Deliverance serves up more by-the-numbers narratives, but two key relationships in Blake’s 7 change significantly in this otherwise dreary episode.
Where once Travis and Servalan had seemed to revel in one another’s company, the dynamic between them has changed significantly. Jacqueline Pearce delights in Travis’ discomfort; Stephen Greif makes the Space Commander a picture of buttoned-up discomfort, his face betraying a galaxy of tells as he first absorbs Servalan’s jibes and then learns of Marryatt’s fate.
This is, perhaps, the point at which Travis succumbs to his hatred of Blake. Where once Travis had openly challenged Servalan, his authority has been whittled away.
When Servalan gleefully tells him that she has knowingly sent one of the few people to whom Travis owes respect to his death, it’s a turning point. Acceptance signals Travis’ obedience and his deference to Servalan – and his willingness to subordinate anything in his pursuit of Blake.
“You really are obsessed with Blake, aren’t you?” ask Servalan. It’s no coincidence that she has condemned Maryatt to his death and his family to slavery in her pursuit of Orac. It’s a calculated wounding of Travis and a demonstration of her authority over him.
In her pointed sacrifice of Maryatt, Servalan has presented Travis with a checkmate move: If he wants Blake he has no option but to surrender. Travis muses that the Supreme Commander is almost as ruthless as he is but he has indeed underestimated her, as he repeatedly underestimates Blake. Both Servalan and Blake are skilled manipulators. In this regard Servalan is more of a mirror to Blake than Travis is.

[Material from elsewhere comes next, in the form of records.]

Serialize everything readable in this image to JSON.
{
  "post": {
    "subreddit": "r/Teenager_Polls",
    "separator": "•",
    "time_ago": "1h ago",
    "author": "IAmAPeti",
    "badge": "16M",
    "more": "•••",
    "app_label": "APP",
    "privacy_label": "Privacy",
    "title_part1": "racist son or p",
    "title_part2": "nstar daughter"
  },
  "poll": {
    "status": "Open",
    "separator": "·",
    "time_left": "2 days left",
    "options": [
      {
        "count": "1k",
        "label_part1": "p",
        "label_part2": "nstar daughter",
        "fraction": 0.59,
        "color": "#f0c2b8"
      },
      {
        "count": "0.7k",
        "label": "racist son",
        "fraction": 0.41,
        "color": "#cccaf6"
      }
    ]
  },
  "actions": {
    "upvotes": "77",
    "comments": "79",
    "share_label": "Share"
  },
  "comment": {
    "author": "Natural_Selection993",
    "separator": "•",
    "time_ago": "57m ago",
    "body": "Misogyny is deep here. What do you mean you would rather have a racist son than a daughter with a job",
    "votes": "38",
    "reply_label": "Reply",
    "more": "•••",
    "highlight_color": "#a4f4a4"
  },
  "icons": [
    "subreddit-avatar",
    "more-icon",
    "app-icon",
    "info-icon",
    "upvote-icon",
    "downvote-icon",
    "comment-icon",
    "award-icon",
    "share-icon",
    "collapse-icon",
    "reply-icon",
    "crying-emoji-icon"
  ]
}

On the Liberator Blake has pulled out the chair for Avon to lead a mission and again demonstrate his loyalty. Acceptance of the mission, where once he might have absented himself from responsibility, cements his role within the Liberator crew. But also gives Avon an opportunity to demonstrate his value to the others, whom he may wish to lead in Blake’s place.
While Avon frequently snipes at Blake the latter rarely responds in kind, preferring to ignore Avon’s insults and challenges as if they simply don’t matter to him. But when the safety of his crew is threatened, as in Seek-Locate-Destroy and Breakdown, he responds with real anger.

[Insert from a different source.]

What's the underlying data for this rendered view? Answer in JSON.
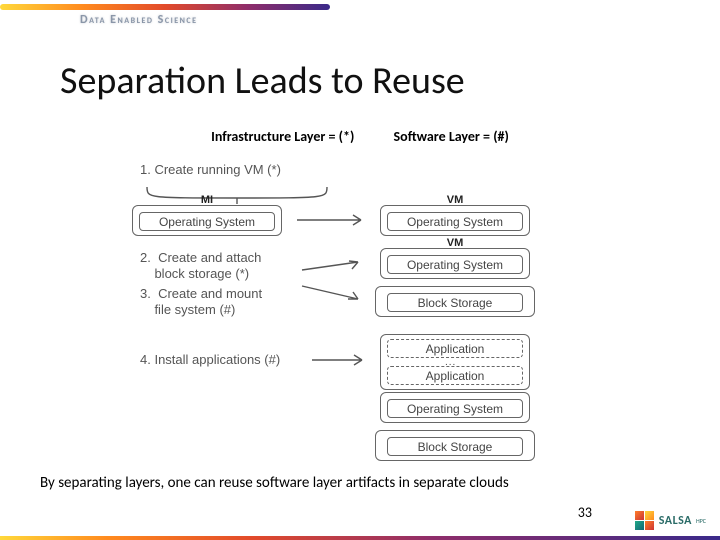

“We’ll go back down,” says Avon, when it is discovered Jenna is missing.
“I think you’d better,” Blake retorts, with a look that visibly startles Avon.
Once again the crew manage to abandon one of the women in hostile territory, with Jenna captured by Cephlon’s natives. Despite Jenna and Cally’s backgrounds as a space pirate and guerrilla fighter respectively, both are easily captured and incapacitated.
Despite an apparently unopenable door featuring – usually his forte – Vila has little to contribute in Deliverance. But Gan gets another opportunity to demonstrate what he brings to the crew, with a fight in which he incapacitates several Primitives. Just moments prior he, Vila and Avon muse on a plan to rescue Jenna.
“If it comes to killing, remember my Limiter implant,” advises Gan, meaning Avon and Vila have to get to and potentially tackle the encampment of violent Primitives alone. It’s a demonstration of how problematic the Limiter is in Gan’s development. He’s the big man, but useless when it comes to fighting – until he’s not. Here he gets to fend off baddies without any visible difficulty from the Limiter that supposedly prevents him being violent.
“You know Vila, for a minute out there, I was actually beginning to enjoy myself,” he confesses. It’s more grist to the mill for the theory that Gan is not only capable of violence, but actively enjoys it – it’s only when women are involved that his Limiter kicks in.
With Jenna’s rescue and Avon’s elevation to Godhood the crew return to the Liberator, where Ensor – attempting to hijack the ship – has died, leaving a pack of energy cells and a clue that will lead to a direct reckoning with Servalan and Travis.
When Cally asks if Meegat actually believed him to be a God, Avon confirms she did, “for a while”.
“How did it feel?” enquires Blake.
“Don’t you know?” returns Avon.
“Yes. I don’t like the responsibility either.”
Throughout Deliverance Avon has given the impression of distinct discomfort as a commander and Godhead, despite his jibe that the others might find him more of an agreeable leader than Blake.
His response to Blake’s suggestion that he doesn’t enjoy his role as the leader of the resistance is met with unspoken but clear contempt. But Blake has needled Avon with the implication that he is not up to it.
As the Liberator crew share their usual end-of-episode banter, Avon simply walks off the flightdeck.